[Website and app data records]
▶

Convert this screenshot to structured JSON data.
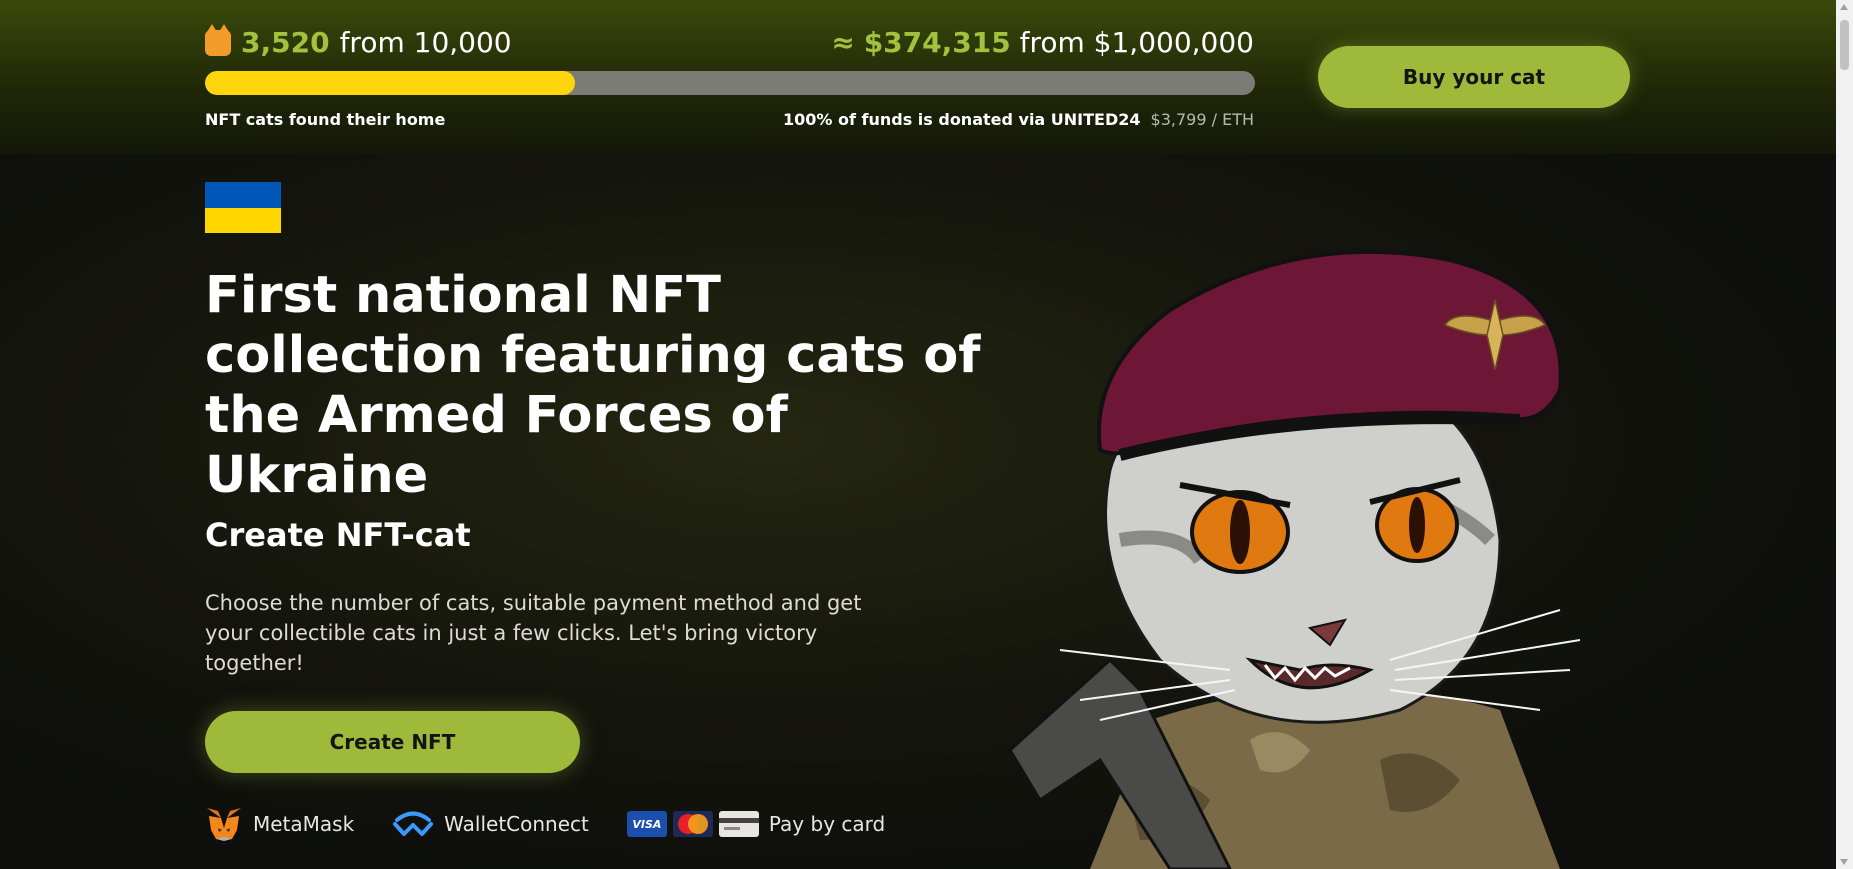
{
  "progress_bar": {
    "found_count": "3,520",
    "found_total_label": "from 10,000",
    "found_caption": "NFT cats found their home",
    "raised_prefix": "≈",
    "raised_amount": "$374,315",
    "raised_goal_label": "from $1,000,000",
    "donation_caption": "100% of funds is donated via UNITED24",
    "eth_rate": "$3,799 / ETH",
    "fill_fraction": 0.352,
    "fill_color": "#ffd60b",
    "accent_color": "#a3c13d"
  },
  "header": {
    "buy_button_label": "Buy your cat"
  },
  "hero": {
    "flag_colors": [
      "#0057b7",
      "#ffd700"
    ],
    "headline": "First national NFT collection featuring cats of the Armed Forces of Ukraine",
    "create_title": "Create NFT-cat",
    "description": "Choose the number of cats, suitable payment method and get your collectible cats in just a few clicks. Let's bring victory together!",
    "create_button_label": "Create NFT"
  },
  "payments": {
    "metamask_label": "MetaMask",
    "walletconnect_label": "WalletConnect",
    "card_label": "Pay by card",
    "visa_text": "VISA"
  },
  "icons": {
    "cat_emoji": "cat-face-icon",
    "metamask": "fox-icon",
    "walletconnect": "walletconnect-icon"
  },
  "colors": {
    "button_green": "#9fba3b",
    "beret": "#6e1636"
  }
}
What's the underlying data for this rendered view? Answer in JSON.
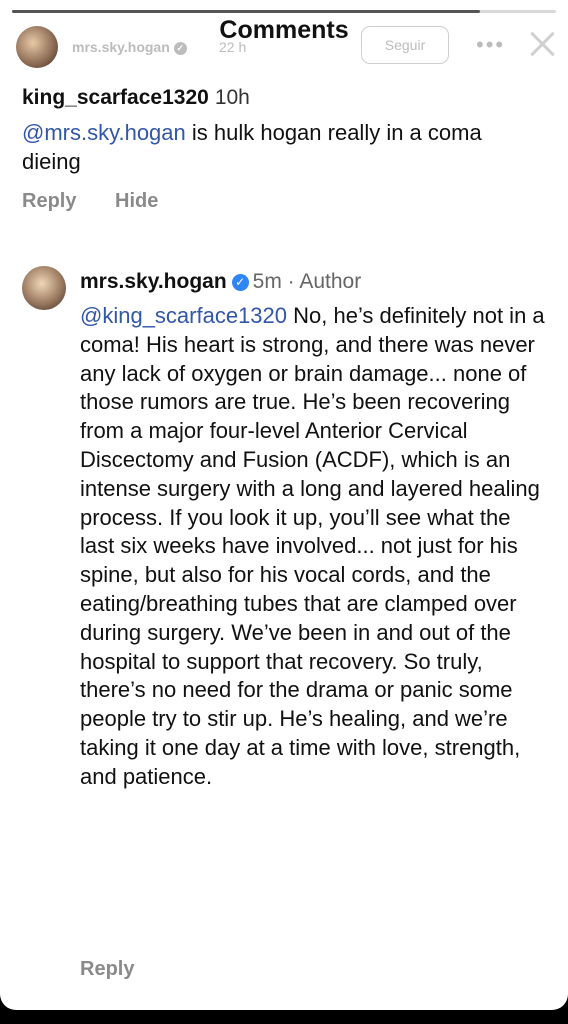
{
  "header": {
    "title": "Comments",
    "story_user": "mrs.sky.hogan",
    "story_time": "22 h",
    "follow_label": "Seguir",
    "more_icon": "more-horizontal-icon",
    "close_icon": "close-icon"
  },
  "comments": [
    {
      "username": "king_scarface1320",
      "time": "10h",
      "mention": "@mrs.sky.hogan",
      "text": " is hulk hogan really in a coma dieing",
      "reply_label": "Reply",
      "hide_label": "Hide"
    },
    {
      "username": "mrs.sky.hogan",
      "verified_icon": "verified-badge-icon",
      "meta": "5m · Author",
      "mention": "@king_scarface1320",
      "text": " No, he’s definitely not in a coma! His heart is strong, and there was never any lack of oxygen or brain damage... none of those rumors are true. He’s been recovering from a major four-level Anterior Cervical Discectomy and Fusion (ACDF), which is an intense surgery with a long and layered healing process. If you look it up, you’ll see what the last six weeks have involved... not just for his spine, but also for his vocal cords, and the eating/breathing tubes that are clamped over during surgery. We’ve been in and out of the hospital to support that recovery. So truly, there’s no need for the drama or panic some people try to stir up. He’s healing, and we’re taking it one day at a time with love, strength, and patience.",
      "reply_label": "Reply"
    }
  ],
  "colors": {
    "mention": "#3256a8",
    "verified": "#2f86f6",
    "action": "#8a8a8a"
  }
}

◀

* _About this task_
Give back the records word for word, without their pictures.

* _Written answer_
Convert this screenshot to structured JSON data.
{
  "progress_bar": {
    "found_count": "3,520",
    "found_total_label": "from 10,000",
    "found_caption": "NFT cats found their home",
    "raised_prefix": "≈",
    "raised_amount": "$374,315",
    "raised_goal_label": "from $1,000,000",
    "donation_caption": "100% of funds is donated via UNITED24",
    "eth_rate": "$3,799 / ETH",
    "fill_fraction": 0.352,
    "fill_color": "#ffd60b",
    "accent_color": "#a3c13d"
  },
  "header": {
    "buy_button_label": "Buy your cat"
  },
  "hero": {
    "flag_colors": [
      "#0057b7",
      "#ffd700"
    ],
    "headline": "First national NFT collection featuring cats of the Armed Forces of Ukraine",
    "create_title": "Create NFT-cat",
    "description": "Choose the number of cats, suitable payment method and get your collectible cats in just a few clicks. Let's bring victory together!",
    "create_button_label": "Create NFT"
  },
  "payments": {
    "metamask_label": "MetaMask",
    "walletconnect_label": "WalletConnect",
    "card_label": "Pay by card",
    "visa_text": "VISA"
  },
  "icons": {
    "cat_emoji": "cat-face-icon",
    "metamask": "fox-icon",
    "walletconnect": "walletconnect-icon"
  },
  "colors": {
    "button_green": "#9fba3b",
    "beret": "#6e1636"
  }
}
What's the underlying data for this rendered view? Answer in JSON.
{
  "header": {
    "title": "Comments",
    "story_user": "mrs.sky.hogan",
    "story_time": "22 h",
    "follow_label": "Seguir",
    "more_icon": "more-horizontal-icon",
    "close_icon": "close-icon"
  },
  "comments": [
    {
      "username": "king_scarface1320",
      "time": "10h",
      "mention": "@mrs.sky.hogan",
      "text": " is hulk hogan really in a coma dieing",
      "reply_label": "Reply",
      "hide_label": "Hide"
    },
    {
      "username": "mrs.sky.hogan",
      "verified_icon": "verified-badge-icon",
      "meta": "5m · Author",
      "mention": "@king_scarface1320",
      "text": " No, he’s definitely not in a coma! His heart is strong, and there was never any lack of oxygen or brain damage... none of those rumors are true. He’s been recovering from a major four-level Anterior Cervical Discectomy and Fusion (ACDF), which is an intense surgery with a long and layered healing process. If you look it up, you’ll see what the last six weeks have involved... not just for his spine, but also for his vocal cords, and the eating/breathing tubes that are clamped over during surgery. We’ve been in and out of the hospital to support that recovery. So truly, there’s no need for the drama or panic some people try to stir up. He’s healing, and we’re taking it one day at a time with love, strength, and patience.",
      "reply_label": "Reply"
    }
  ],
  "colors": {
    "mention": "#3256a8",
    "verified": "#2f86f6",
    "action": "#8a8a8a"
  }
}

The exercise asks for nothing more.